No Room for Monero, IOTA, Nano As Coinbase Explores New Digital Assets
Coinbase has announced its 2019 new digital assets support
shortlist. The listed eight lucky tokens might get onto one of the world’s
biggest crypto exchanges. Curiously missing and to the disappointment of many a
crypto enthusiast are IOTA, Nano, and Monero. Dash, Cosmos, Decred, Harmony,
Algorand, Waves, Matic and Ontology are however in the running for a Coinbase
“Coinbase’s goal is to offer support for all assets that meet our technical standards and which comply with applicable laws. Over time we expect our customers around the world will have access through Coinbase to at least 90 percent of the aggregate market cap of all digital assets in circulation”.
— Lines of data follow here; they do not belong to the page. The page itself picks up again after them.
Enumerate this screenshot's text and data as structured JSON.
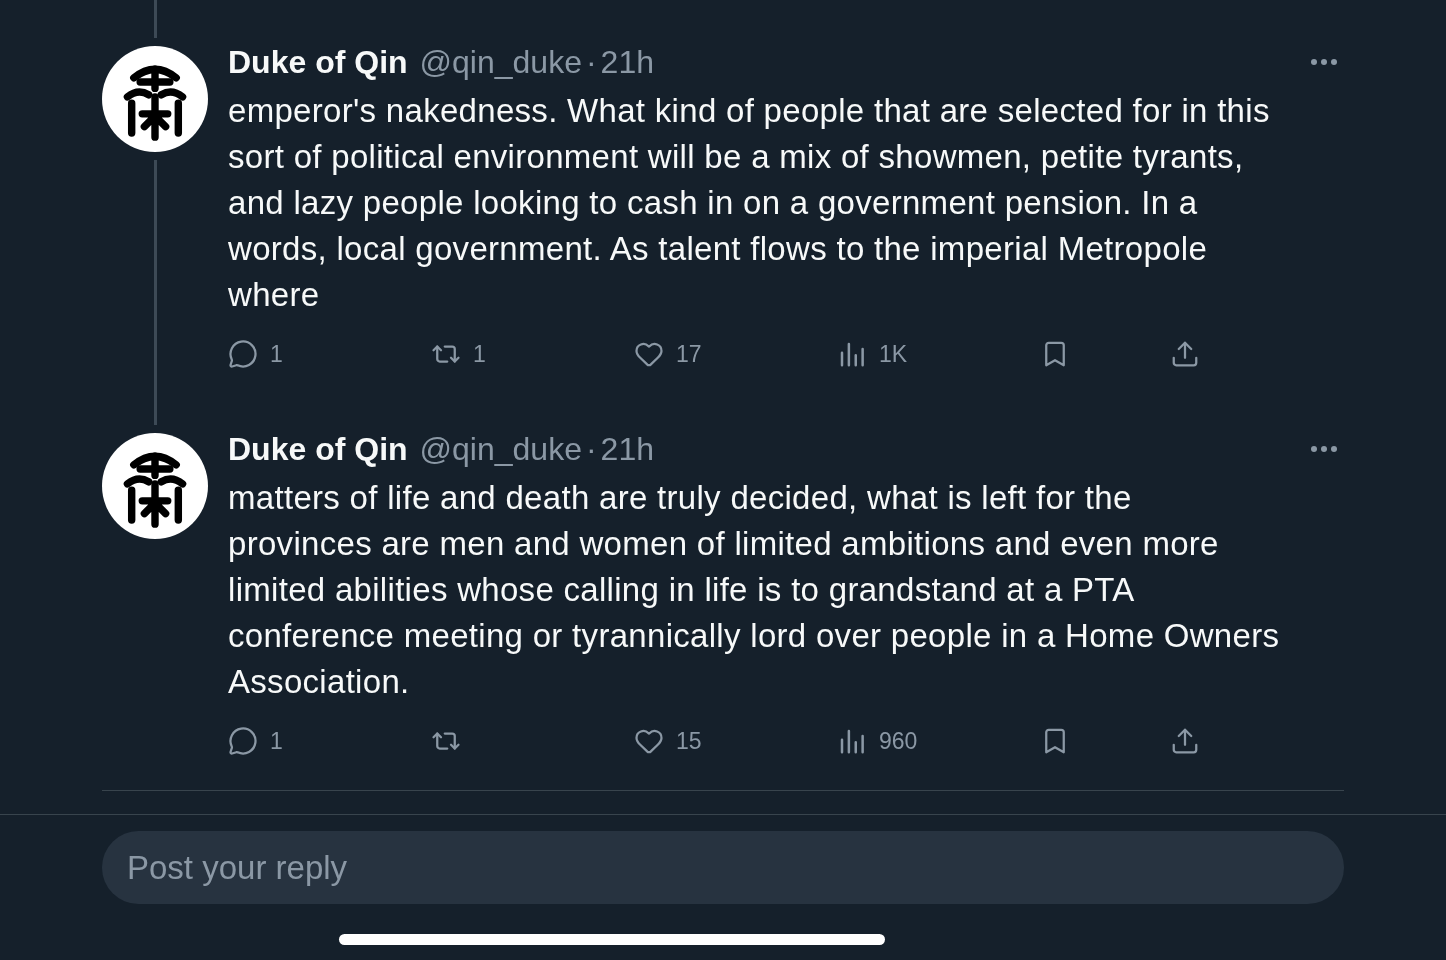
{
  "thread": {
    "tweets": [
      {
        "author": {
          "name": "Duke of Qin",
          "handle": "@qin_duke"
        },
        "separator": "·",
        "time": "21h",
        "thread_line_above": true,
        "thread_line_below": true,
        "text": "emperor's nakedness. What kind of people that are selected for in this sort of political environment will be a mix of showmen, petite tyrants, and lazy people looking to cash in on a government pension. In a words, local government. As talent flows to the imperial Metropole where",
        "actions": [
          {
            "kind": "reply",
            "count": "1"
          },
          {
            "kind": "repost",
            "count": "1"
          },
          {
            "kind": "like",
            "count": "17"
          },
          {
            "kind": "views",
            "count": "1K"
          },
          {
            "kind": "bookmark"
          },
          {
            "kind": "share"
          }
        ]
      },
      {
        "author": {
          "name": "Duke of Qin",
          "handle": "@qin_duke"
        },
        "separator": "·",
        "time": "21h",
        "thread_line_above": true,
        "thread_line_below": false,
        "text": "matters of life and death are truly decided, what is left for the provinces are men and women of limited ambitions and even more limited abilities whose calling in life is to grandstand at a PTA conference meeting or tyrannically lord over people in a Home Owners Association.",
        "actions": [
          {
            "kind": "reply",
            "count": "1"
          },
          {
            "kind": "repost"
          },
          {
            "kind": "like",
            "count": "15"
          },
          {
            "kind": "views",
            "count": "960"
          },
          {
            "kind": "bookmark"
          },
          {
            "kind": "share"
          }
        ]
      }
    ]
  },
  "reply_box": {
    "placeholder": "Post your reply"
  }
}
The exchange further adds that their evaluation is done against
their Digital Asset Framework. The major
considerations for listing include compliance and security. Besides, the
exchange also considers a token’s alignment with the exchange’s mission of
“creating an open financial system
for the world.“
Monero’s Rampant Crypto Jacking Woes
Monero’s privacy-focused cryptocurrency enables blockchain transactions that are both untraceable and anonymous. The proof-of-work consensus platform has, however, been accused of cloaking the identity of criminals. Monero has become the choice token for criminal activities.
The cryptocurrency has been increasingly blamed for crypto-jacking, whereby criminals access private devices and remotely mine crypto without the owner’s knowledge. In a report, Palo Alto Networks, an enterprise security company attributes 5 percent of all XMR in circulation to crypto jacking mining. The report further adds that Monero derives at least 2 percent of its hash power from crypto jacking scripts.
The digital currency and its ilk are currently banned from exchanges by Japan’s Financial Services Agency. Privacy coins are often at the forefront of the crypto regulatory discussion. It is highly probable that Coinbase has steered from listing XMR to avoid the regulatory hurdles.
Privacy tokens have received a lot of heat from law enforcement
authorities, being blamed for facilitating international money laundering. A
Norwegian real estate multi millionaire’s wife kidnappers have for instance
demanded a $10.3 million ransom in Monero. The investigators claim that if
Monero was not part of the payment plan, they would have less difficulty
tracing the criminals.
The US Department of Homeland Security has its eyes set on these
privacy coins. Should the crime levels rise, Monero may be banned in other
regions around the globe.
Trouble and Nano’s Controversy
While the problem of scalability hampers most blockchains, IOTA has found an innovative way around it. Through The Tangle, the blockchain can handle low-cost micro-transactions, unlike Ethereum or Bitcoin blockchains. Nevertheless, as innovative a blockchain as IOTA is, it has had some eyebrow-raising systemic flaws and scandals as well. It has had a range of technical errors, and episodes of poor PR management. In 2017, for instance, a team from Boston University and MIT investigated the IOTA hash function and found it vulnerable to attacks.
Nano’s first taste of infamy started with the hacking of the somewhat obscure Italian exchange BitGrail. At least 17 million units of Nano were lost, a $170 million loss for the exchange. The investigations pointed to unauthorized XRB transactions. The situation soured further when the Nano developer team and the exchange tussled and laid blame on each other on social media. It is possible that such poor press and accusations of insecure protocols could have made Coinbase wary of these tokens too.